Remius said:Just read that.
Sounds like a mess if any of it is true.
Some of it is accurate. A fair bit of it, particularly the parts where Palango inserts his own beliefs and assumptions, is right out of 'er. Pretty much everything he says about the initial responses - particularly with regards to IARD, containment, and the initial critical incident command - is completely worthless. IARD (I instruct it) is a response used when intelligence tells you the threat you're moving towards. If you no longer have shots, screams, or fresh witnesses pointing you towards the threat, it doesn't work. Absent those you're fumbling around in the dark.
Separately, I'm not sure how they imagine you can set up roadblocks and containment when you have a skeletal overnight crew, a half dozen crime scenes, and other first responders (fire, paramedics) to protect. I like his backhanded slam at the critical incident commander 'never attending the scene'. No crap. He's not supposed to. His role is in the CP lining up and deploying resources and making tactical decisions, not sucked into any one part of the situation. It's like asking why the battalion commander wasn't with Charlie team when they took the trench. He talks about how on the morning, they didn't call in many other cops- that's patently false. They called a ton, from all over the province, the situation simply ended with the shooter's death before many of them were in a position to assist, though many subsequently provided security at the various crime scenes. He makes lots of noise about not involving other police services, even though as I've previously discussed they didn't have compatible radios, and they did assist RCMP by taking other calls to free up Mounties. He talks about ERT just 'standing around' and not deploying to specific sites, but that's not how ERT works. They go whent here's a target area concretely identified so they don't get caught in place A when suddenly they're needed in place B. He tries to suggest the presence of a crisis negotiator suggests police had contact with the shooter, but in actuality a crisis negotiator is a part of the standard ERT / critical incident deployment package, along with several other things.

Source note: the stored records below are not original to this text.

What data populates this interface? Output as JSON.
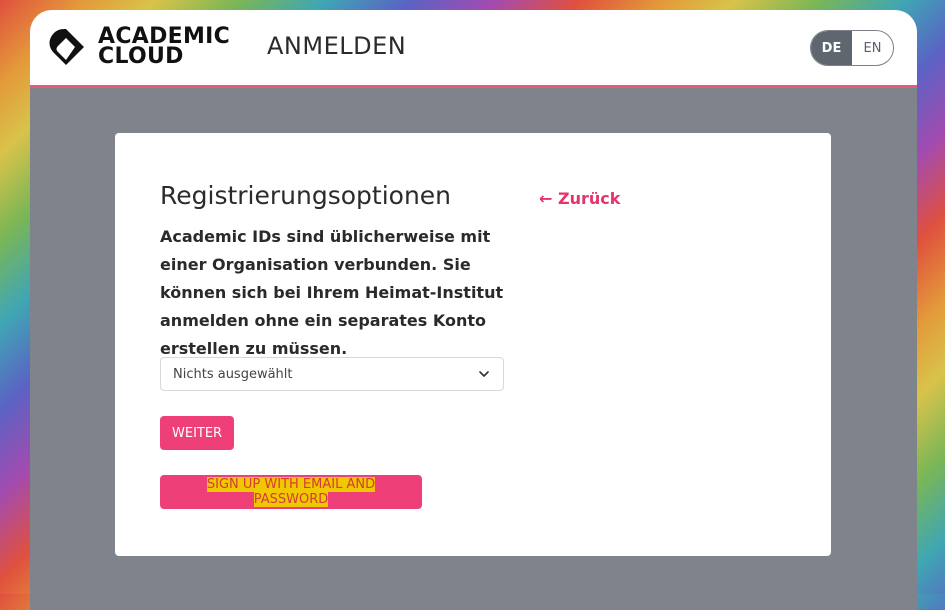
{
  "header": {
    "logo_line1": "ACADEMIC",
    "logo_line2": "CLOUD",
    "title": "ANMELDEN",
    "languages": [
      {
        "label": "DE",
        "active": true
      },
      {
        "label": "EN",
        "active": false
      }
    ]
  },
  "card": {
    "title": "Registrierungsoptionen",
    "back_link": "← Zurück",
    "description": "Academic IDs sind üblicherweise mit einer Organisation verbunden. Sie können sich bei Ihrem Heimat-Institut anmelden ohne ein separates Konto erstellen zu müssen.",
    "select": {
      "value": "Nichts ausgewählt"
    },
    "continue_label": "WEITER",
    "signup_label": "SIGN UP WITH EMAIL AND PASSWORD"
  },
  "colors": {
    "accent": "#ee3f78",
    "header_border": "#e85a7a",
    "backdrop": "#7f838c"
  }
}
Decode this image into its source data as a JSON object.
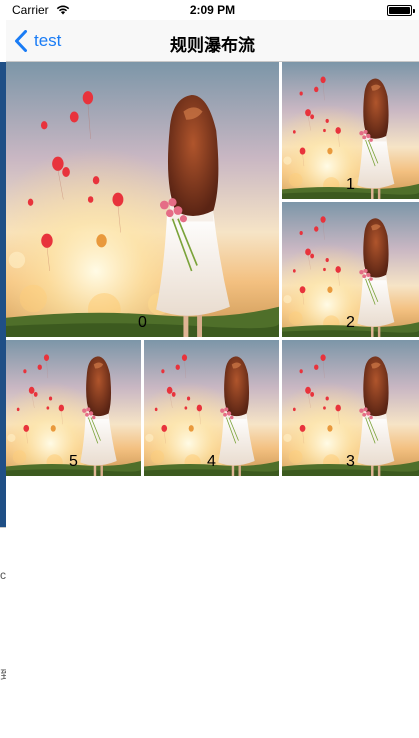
{
  "status_bar": {
    "carrier": "Carrier",
    "time": "2:09 PM",
    "wifi_icon": "wifi-icon",
    "battery_icon": "battery-icon"
  },
  "nav_bar": {
    "back_label": "test",
    "back_icon": "chevron-left-icon",
    "title": "规则瀑布流",
    "tint_color": "#1a7cf5"
  },
  "grid": {
    "items": [
      {
        "label": "0",
        "image": "girl-with-balloons-photo"
      },
      {
        "label": "1",
        "image": "girl-with-balloons-photo"
      },
      {
        "label": "2",
        "image": "girl-with-balloons-photo"
      },
      {
        "label": "3",
        "image": "girl-with-balloons-photo"
      },
      {
        "label": "4",
        "image": "girl-with-balloons-photo"
      },
      {
        "label": "5",
        "image": "girl-with-balloons-photo"
      }
    ]
  },
  "underlying_view": {
    "edge_chars": [
      "c",
      "到"
    ]
  }
}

Lots of other things he gets wrong, but that's not atypical of his articles and I'm not going to take the time to dissect it further. Put stock in it if you choose to. I personally don't. There were definite things that could be improved, but fundamentally the attacker set himself up with a huge advantage, and hit an area that was very sparsely manned with police officers. He did so in just such a way as to cause maximum confusion, consume maximum police resources, but get himself out of danger spots before there could be a response.